  • Tundish board lining – A new type of tundish wear lining was introduced in mid 1970s. This lining consisted of board systems comprising low density, highly insulating, disposable, pre-formed, and pre-cured refractory boards. Easy deskulling, no equipment investment and the low cost of silica variety also contributed to its run-away popularity among many steel makers. Initially silica based boards were used which allowed only ‘cold start’ practice. Magnesite based boards were introduced in mid 1980s to fulfill the requirement of pre-heatability, i.e., a ‘hot start’ practice for low hydrogen considerations in the manufacture of high alloy quality steels. However, the labour intensiveness, presence of joints and sand backing, and breakages etc remained as inherent handicaps of board system.
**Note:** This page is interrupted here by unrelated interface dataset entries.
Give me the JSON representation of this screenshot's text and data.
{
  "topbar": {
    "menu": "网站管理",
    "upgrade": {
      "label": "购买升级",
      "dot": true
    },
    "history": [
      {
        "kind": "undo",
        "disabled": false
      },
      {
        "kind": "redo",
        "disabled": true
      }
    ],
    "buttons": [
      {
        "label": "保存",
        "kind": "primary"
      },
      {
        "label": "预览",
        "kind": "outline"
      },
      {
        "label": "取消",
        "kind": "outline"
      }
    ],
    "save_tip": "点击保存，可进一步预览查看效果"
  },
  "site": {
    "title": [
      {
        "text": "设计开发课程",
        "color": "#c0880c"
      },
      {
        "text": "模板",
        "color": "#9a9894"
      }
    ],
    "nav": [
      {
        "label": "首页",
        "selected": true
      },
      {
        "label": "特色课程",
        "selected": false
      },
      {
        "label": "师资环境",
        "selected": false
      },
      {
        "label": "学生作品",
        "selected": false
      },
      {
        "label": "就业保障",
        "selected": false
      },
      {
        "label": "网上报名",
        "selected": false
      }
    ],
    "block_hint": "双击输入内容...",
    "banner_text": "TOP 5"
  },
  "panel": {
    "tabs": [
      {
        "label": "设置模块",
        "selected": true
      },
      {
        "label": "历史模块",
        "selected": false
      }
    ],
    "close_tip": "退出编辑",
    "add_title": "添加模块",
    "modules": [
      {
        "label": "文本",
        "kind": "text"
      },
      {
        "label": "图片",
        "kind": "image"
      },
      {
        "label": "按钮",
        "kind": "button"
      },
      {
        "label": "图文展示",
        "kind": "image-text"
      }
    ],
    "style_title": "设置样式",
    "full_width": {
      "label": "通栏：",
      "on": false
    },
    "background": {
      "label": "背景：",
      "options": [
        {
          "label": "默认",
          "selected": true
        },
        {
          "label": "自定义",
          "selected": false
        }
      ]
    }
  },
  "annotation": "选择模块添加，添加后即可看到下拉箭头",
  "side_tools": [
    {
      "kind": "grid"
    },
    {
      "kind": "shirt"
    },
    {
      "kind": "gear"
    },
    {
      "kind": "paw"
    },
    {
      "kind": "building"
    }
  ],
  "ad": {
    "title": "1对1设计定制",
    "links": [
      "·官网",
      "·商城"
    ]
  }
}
However, board system is popular in places where labour costs are low and application technologies are not readily available.
  • Sprayable lining – The development of sprayable lining to overcome difficulties associated with other lining practices and to give a push towards the automation of the tundish lining system. In this sprayable lining system, thick slurry could be transported after through mixing, and finally deposited onto the tundish after ‘atomizing’ with compressed air. The first robotic application system was commissioned in 1982 which from the second half of the 1980s started to be widely used due to the significant benefits of lower placed density and better control of the lining thickness than gunned linings. It was no longer necessary to transfer the dry powder after fluidization (as required in gunning). This enabled the addition of fibers and other chemicals to the mass and homogeneous mixing and deposition became a reality. The lining could be preheated and the cast taken in a ‘hot start’ mode, or allowed to cool to room temperature and taken as a ‘cold start’ tundish. While curing, it needs to be controlled to ensure lining integrity and this demands that the tundish permanent lining is ideally below 100 deg C for satisfactory placement. Wet processes such as sprayable lining with up to 30 % water addition by weight and the presence of hoses and spills may cause operational health and safety issues in the steel plant. Even then this spray lining system was able to successfully combine many of the advantages of board and gunning, while eliminating the disadvantages like – joints, sand backing, rebound losses, dust problems, poor insulation etc.
  • Tundish dry lining – Dry linings were introduced in Europe probably in 1986. The system differ from all previous processes in the sense that it is applied in a dry powder form and do not require the addition of water to form the tundish working lining. Generally it utilizes a resinous bond (Binder / Catalyst reaction) which is activated by relatively low amounts of heat (around 160 deg C). Vibration may or may not be required, depending upon the product being used, but it is essential to use a former and the dry powder is fed in the gap between the tundish permanent lining and the former. The hot air is introduced at approximately 400 deg C and the heating cycle takes around 45 minutes with further 30 minutes for cooling. Thus a lot time can be saved. On the negative side, the dry system has lower insulation due to higher density.